The left plot shows a typical (black line) and inverted (yellow) treasury bond yield curve with yield rate on the y-axis and distance in the future on the x-axis. The right plot depicts a typical (blue) and inverted (red) "social optimism curve" which contains the same x-axis but has the average sentiment of tweets (higher is more positive) on the y-axis.
"When the bond yield curve inverts, generally it signals a forthcoming recession because investors see higher economic risk in the near future than in the far future," Bollen said. "Likewise, we find a so-called 'social optimism curve' in our data, which also recently inverted during the COVID-19 pandemic."
Using this information at the scale of entire societies requires an interdisciplinary approach that combines expertise and methods spanning cognitive science and computational science. The collaboration began as the pandemic started, when Isch, working with Todd on how people think about the future, reached out to Bollen and ten Thij to explore ways to leverage their long-standing work on gauging public sentiment from large-scale social media content using AI and Natural Language Processing techniques. The idea emerged to model not only how Twitter sentiment can gauge how hundreds of millions of people feel about the present (i.e., "I am so angry right now") but also how they feel about different time points in the future ("It makes me sad that in a year from now we will…").
The research found that prior to March 2020, users tended to talk about the future in a positive light, and they talked about the near-term future more positively than the distant future. At the start of the pandemic, the positivity of tweets declined drastically but still outpaced negative posts. The decline, however, existed only for tweets that discussed a future less than 12 months out. Those referencing the more distant future remained similarly positive to before the pandemic. After a few months, tweets that referenced the nearest future (less than one month away) returned closer to pre-pandemic levels, and tweets that referenced more than one year into the future remained similarly positive.
"Our analysis showed that the shock of the pandemic had a considerable effect on optimism toward the near and medium future," Bollen said. "Sentiment toward the farther future was left largely unchanged, still somewhat positive. This could indicate that people tend to see things getting back to normal over the long term, even if the near/medium term looks dark. This indicates a degree of societal resilience, even after a global shock."
Todd added, "We've seen this kind of resilience in other positive attitudes during the pandemic, including willingness to help others."

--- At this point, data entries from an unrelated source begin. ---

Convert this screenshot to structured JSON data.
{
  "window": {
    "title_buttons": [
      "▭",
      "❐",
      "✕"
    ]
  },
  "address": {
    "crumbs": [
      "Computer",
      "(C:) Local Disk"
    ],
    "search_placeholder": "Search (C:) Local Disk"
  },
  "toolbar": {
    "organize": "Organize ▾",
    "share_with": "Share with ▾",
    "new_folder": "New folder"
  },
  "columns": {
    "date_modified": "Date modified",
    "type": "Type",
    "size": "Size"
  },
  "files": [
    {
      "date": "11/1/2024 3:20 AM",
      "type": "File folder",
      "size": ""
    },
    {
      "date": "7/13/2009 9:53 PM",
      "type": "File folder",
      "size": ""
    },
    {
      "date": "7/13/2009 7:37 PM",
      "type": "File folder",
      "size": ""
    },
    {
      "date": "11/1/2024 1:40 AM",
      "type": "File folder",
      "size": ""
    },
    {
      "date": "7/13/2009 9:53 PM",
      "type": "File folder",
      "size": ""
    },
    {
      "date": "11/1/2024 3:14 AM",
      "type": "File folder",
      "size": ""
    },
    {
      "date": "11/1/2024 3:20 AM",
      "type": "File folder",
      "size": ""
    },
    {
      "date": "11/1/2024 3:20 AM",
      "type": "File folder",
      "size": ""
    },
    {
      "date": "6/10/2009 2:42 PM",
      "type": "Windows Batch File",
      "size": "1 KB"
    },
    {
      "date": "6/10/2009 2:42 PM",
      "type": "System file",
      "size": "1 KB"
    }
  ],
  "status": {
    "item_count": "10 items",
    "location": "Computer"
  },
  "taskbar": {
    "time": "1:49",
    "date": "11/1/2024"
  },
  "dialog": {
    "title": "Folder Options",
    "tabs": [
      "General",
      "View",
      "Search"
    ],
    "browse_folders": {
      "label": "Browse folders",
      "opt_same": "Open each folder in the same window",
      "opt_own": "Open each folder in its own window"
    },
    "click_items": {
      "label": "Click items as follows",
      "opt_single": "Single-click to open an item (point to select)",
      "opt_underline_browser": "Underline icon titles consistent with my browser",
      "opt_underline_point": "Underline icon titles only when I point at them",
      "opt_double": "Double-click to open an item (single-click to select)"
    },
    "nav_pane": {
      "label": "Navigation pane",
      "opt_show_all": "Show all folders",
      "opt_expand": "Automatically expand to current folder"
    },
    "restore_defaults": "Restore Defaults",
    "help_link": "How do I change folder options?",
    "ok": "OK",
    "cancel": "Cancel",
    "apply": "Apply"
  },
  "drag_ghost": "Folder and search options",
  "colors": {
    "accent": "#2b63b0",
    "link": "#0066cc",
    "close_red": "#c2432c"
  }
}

The group hopes to expand its research towards the assessment of behaviors or attitudes in people with varying political or generational backgrounds, and to discover insights into how people who are predisposed to look at the future more or less optimistically may differ in their concern about climate change, political polarization, and other pressing future challenges.
"As we learn about how people's attitudes toward the future influence their behavior," Isch said, "we might find ways to empower people to perform more positive actions, both for their individual goals and society at large."
"Twitter has proven to be a rich source of data that can be parsed in so many innovative ways," said Kay Connelly, associate dean for research at the Luddy School. "This kind of study uses AI and NLP techniques to provide insights that would otherwise have been impossible to discover, and it's the perfect example of how the Luddy School is using technology to gain a better grasp of the world around us."